Browse

Browse for Publications by:

Browse for Journal Articles based on DHS data by:

orange publication summary banner small

Document Type
Qualitative Research Studies
Publication Topic(s)
Family Planning, Fertility and Fertility Preferences
Country(s)
Ghana
Survey
Ghana DHS, 2014
Language
English
Recommended Citation
Staveteig, Sarah. 2016. Understanding Unmet Need in Ghana: Results from a Follow-up Study to the 2014 Ghana Demographic and Health Survey. DHS Qualitative Research Studies No. 20. Rockville, Maryland, USA: ICF International.
Download Citation
RIS format / Text format / Endnote format
Publication ID
QRS20

Order a Hard Copy: Please use electronic copies of DHS publications whenever possible. Hardcopies of publications are intended primarily for those in developing countries where internet connections are limited or unavailable.

Abstract:

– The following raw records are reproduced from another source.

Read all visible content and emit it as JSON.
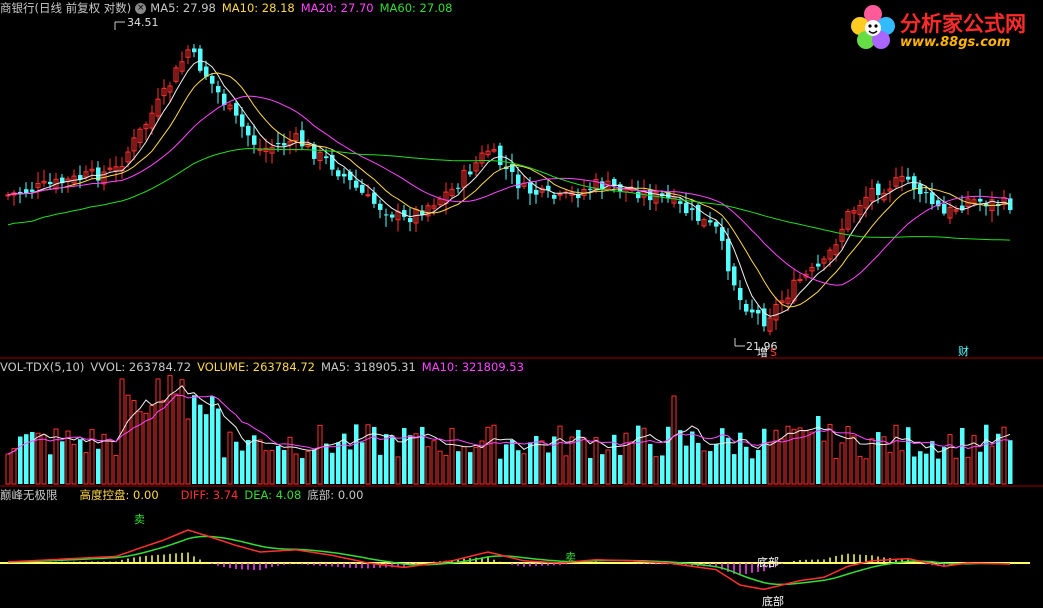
{
  "window": {
    "title": "商银行(日线 前复权 对数)",
    "ma_icon": "×"
  },
  "main_panel": {
    "labels": {
      "ma5": "MA5: 27.98",
      "ma10": "MA10: 28.18",
      "ma20": "MA20: 27.70",
      "ma60": "MA60: 27.08"
    },
    "high_marker": "34.51",
    "low_marker": "21.96",
    "event_markers": [
      "增",
      "S",
      "财"
    ],
    "colors": {
      "up": "#ff3030",
      "down": "#54ffff",
      "ma5": "#f0f0f0",
      "ma10": "#ffd84a",
      "ma20": "#ff44ff",
      "ma60": "#22dd22"
    }
  },
  "volume_panel": {
    "labels": {
      "name": "VOL-TDX(5,10)",
      "vvol": "VVOL: 263784.72",
      "volume": "VOLUME: 263784.72",
      "ma5": "MA5: 318905.31",
      "ma10": "MA10: 321809.53"
    }
  },
  "indicator_panel": {
    "labels": {
      "name": "巅峰无极限",
      "gaodu": "高度控盘: 0.00",
      "diff": "DIFF: 3.74",
      "dea": "DEA: 4.08",
      "dibu": "底部: 0.00"
    },
    "annotations": [
      "卖",
      "卖",
      "底部",
      "底部"
    ]
  },
  "logo": {
    "title": "分析家公式网",
    "url": "www.88gs.com"
  }
}
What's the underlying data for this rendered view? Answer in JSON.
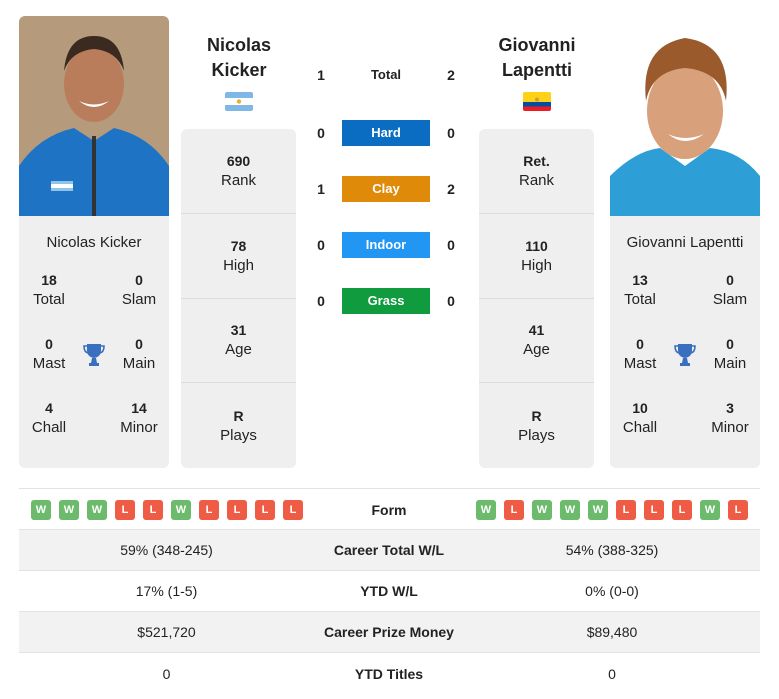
{
  "players": {
    "left": {
      "name_line1": "Nicolas",
      "name_line2": "Kicker",
      "full_name": "Nicolas Kicker",
      "country": "Argentina",
      "flag": "argentina-flag",
      "photo": "player-photo",
      "stats": [
        {
          "value": "690",
          "label": "Rank"
        },
        {
          "value": "78",
          "label": "High"
        },
        {
          "value": "31",
          "label": "Age"
        },
        {
          "value": "R",
          "label": "Plays"
        }
      ],
      "titles": {
        "total": {
          "value": "18",
          "label": "Total"
        },
        "slam": {
          "value": "0",
          "label": "Slam"
        },
        "mast": {
          "value": "0",
          "label": "Mast"
        },
        "main": {
          "value": "0",
          "label": "Main"
        },
        "chall": {
          "value": "4",
          "label": "Chall"
        },
        "minor": {
          "value": "14",
          "label": "Minor"
        }
      },
      "form": [
        "W",
        "W",
        "W",
        "L",
        "L",
        "W",
        "L",
        "L",
        "L",
        "L"
      ]
    },
    "right": {
      "name_line1": "Giovanni",
      "name_line2": "Lapentti",
      "full_name": "Giovanni Lapentti",
      "country": "Ecuador",
      "flag": "ecuador-flag",
      "photo": "player-photo",
      "stats": [
        {
          "value": "Ret.",
          "label": "Rank"
        },
        {
          "value": "110",
          "label": "High"
        },
        {
          "value": "41",
          "label": "Age"
        },
        {
          "value": "R",
          "label": "Plays"
        }
      ],
      "titles": {
        "total": {
          "value": "13",
          "label": "Total"
        },
        "slam": {
          "value": "0",
          "label": "Slam"
        },
        "mast": {
          "value": "0",
          "label": "Mast"
        },
        "main": {
          "value": "0",
          "label": "Main"
        },
        "chall": {
          "value": "10",
          "label": "Chall"
        },
        "minor": {
          "value": "3",
          "label": "Minor"
        }
      },
      "form": [
        "W",
        "L",
        "W",
        "W",
        "W",
        "L",
        "L",
        "L",
        "W",
        "L"
      ]
    }
  },
  "h2h": [
    {
      "label": "Total",
      "left": "1",
      "right": "2",
      "color": ""
    },
    {
      "label": "Hard",
      "left": "0",
      "right": "0",
      "color": "#0a6dc2"
    },
    {
      "label": "Clay",
      "left": "1",
      "right": "2",
      "color": "#e08a0a"
    },
    {
      "label": "Indoor",
      "left": "0",
      "right": "0",
      "color": "#2196f3"
    },
    {
      "label": "Grass",
      "left": "0",
      "right": "0",
      "color": "#0f9b3e"
    }
  ],
  "form_label": "Form",
  "comparison": [
    {
      "label": "Career Total W/L",
      "left": "59% (348-245)",
      "right": "54% (388-325)"
    },
    {
      "label": "YTD W/L",
      "left": "17% (1-5)",
      "right": "0% (0-0)"
    },
    {
      "label": "Career Prize Money",
      "left": "$521,720",
      "right": "$89,480"
    },
    {
      "label": "YTD Titles",
      "left": "0",
      "right": "0"
    }
  ],
  "colors": {
    "win": "#6cbb6c",
    "loss": "#ee5c45",
    "trophy": "#3a6fc0",
    "card_bg": "#efefef"
  }
}
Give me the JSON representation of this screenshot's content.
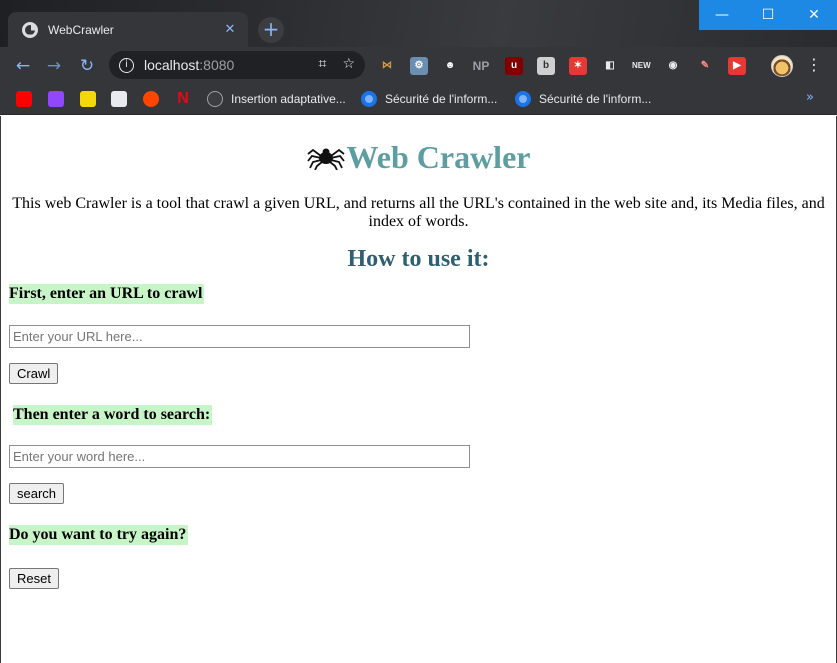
{
  "browser": {
    "tab": {
      "title": "WebCrawler",
      "close": "✕",
      "new_tab": "+"
    },
    "window": {
      "minimize": "—",
      "maximize": "☐",
      "close": "✕"
    },
    "nav": {
      "back": "←",
      "forward": "→",
      "reload": "↻"
    },
    "address": {
      "info": "i",
      "host": "localhost",
      "port": ":8080"
    },
    "omnibox_icons": [
      "translate-icon",
      "star-icon"
    ],
    "extensions": [
      "ext-1",
      "ext-2",
      "ext-3",
      "NP",
      "ext-ublock",
      "ext-b6",
      "ext-6",
      "ext-7",
      "ext-new",
      "ext-9",
      "ext-eraser",
      "ext-11"
    ],
    "menu": "⋮",
    "bookmarks": [
      {
        "icon": "youtube-icon"
      },
      {
        "icon": "twitch-icon"
      },
      {
        "icon": "t-icon"
      },
      {
        "icon": "bookmark-icon"
      },
      {
        "icon": "reddit-icon"
      },
      {
        "icon": "netflix-icon"
      },
      {
        "label": "Insertion adaptative...",
        "icon": "hal-icon"
      },
      {
        "label": "Sécurité de l'inform...",
        "icon": "globe-icon"
      },
      {
        "label": "Sécurité de l'inform...",
        "icon": "globe-icon"
      }
    ],
    "bookmarks_more": "»"
  },
  "page": {
    "title": "Web Crawler",
    "intro": "This web Crawler is a tool that crawl a given URL, and returns all the URL's contained in the web site and, its Media files, and index of words.",
    "howto": "How to use it:",
    "step1": "First, enter an URL to crawl",
    "url_placeholder": "Enter your URL here...",
    "crawl_button": "Crawl",
    "step2": "Then enter a word to search:",
    "word_placeholder": "Enter your word here...",
    "search_button": "search",
    "step3": "Do you want to try again?",
    "reset_button": "Reset",
    "colors": {
      "title": "#5f9ea0",
      "howto": "#2e5f72",
      "highlight": "#c8f5c8"
    }
  }
}
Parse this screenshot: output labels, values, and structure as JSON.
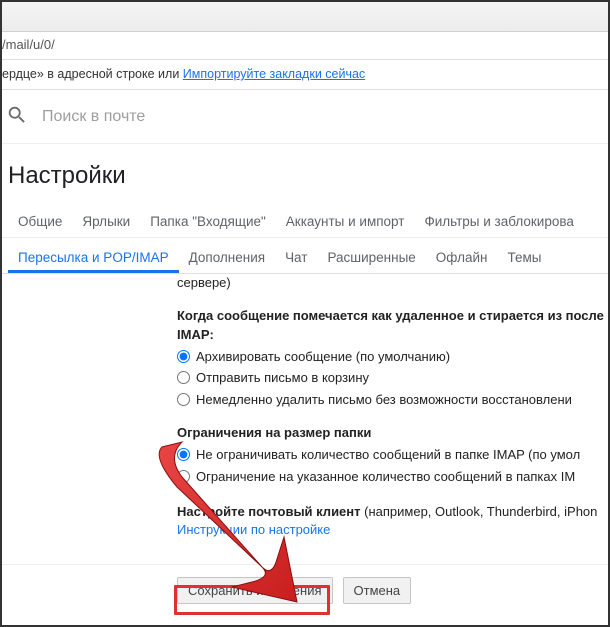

Unmet need, a central concept in family planning research and a key indicator for programmatic interventions, is a composite measure based on apparent contradictions between women’s reproductive intentions and non-use of family planning. Demographic and Health Surveys, the largest source of data on contraceptive patterns in developing countries, compute unmet need based on responses to 18 questions asked at different points during the women’s interview. This report describes the results of a mixed-methods follow-up study nested within the 2014 Ghana Demographic and Health Survey (GDHS). Women in 13 clusters who were identified as having unmet need, along with a reference group of women who reported using family planning, were approached to be reinterviewed (RR=92.3%) within an average of three weeks from their GDHS interview. Among fecund women identified by the 2014 GDHS as having unmet need, follow-up interviews revealed substantial underreporting of method use, particularly traditional methods. Complete postpartum abstinence was sometimes the intended method of family planning but was overlooked during questions about method use. Other respondents classified as having unmet need had ambivalent fertility intentions. In several cases, respondents expressed revised fertility intentions upon follow-up that would have made them ineligible for inclusion in the unmet need category. The reference group of family planning users also expressed unstable fertility intentions. Interviews with women who had consistent fertility intentions and perceived themselves at risk of an unintended pregnancy but who were not using family planning revealed multiple reasons for aversion to modern method use, particularly the risk of side effects, personal or partner opposition to family planning, and religious views. The most common side effect women were concerned about was menstrual irregularities. Partners have an important influence on fertility intentions and family planning use. In some cases women’s desire to avoid pregnancy is weaker than their desire to please their husbands. While unmet need is typically used as a proxy for latent demand for family planning, among those studied, potential demand for family planning appears to account for a relatively small proportion of unmet need. The study reveals some data quality concerns, largely in the area of traditional method measurement. In addition to these substantive findings, study results produce lessons learned for nested qualitative studies and for population-based surveys that measure family planning.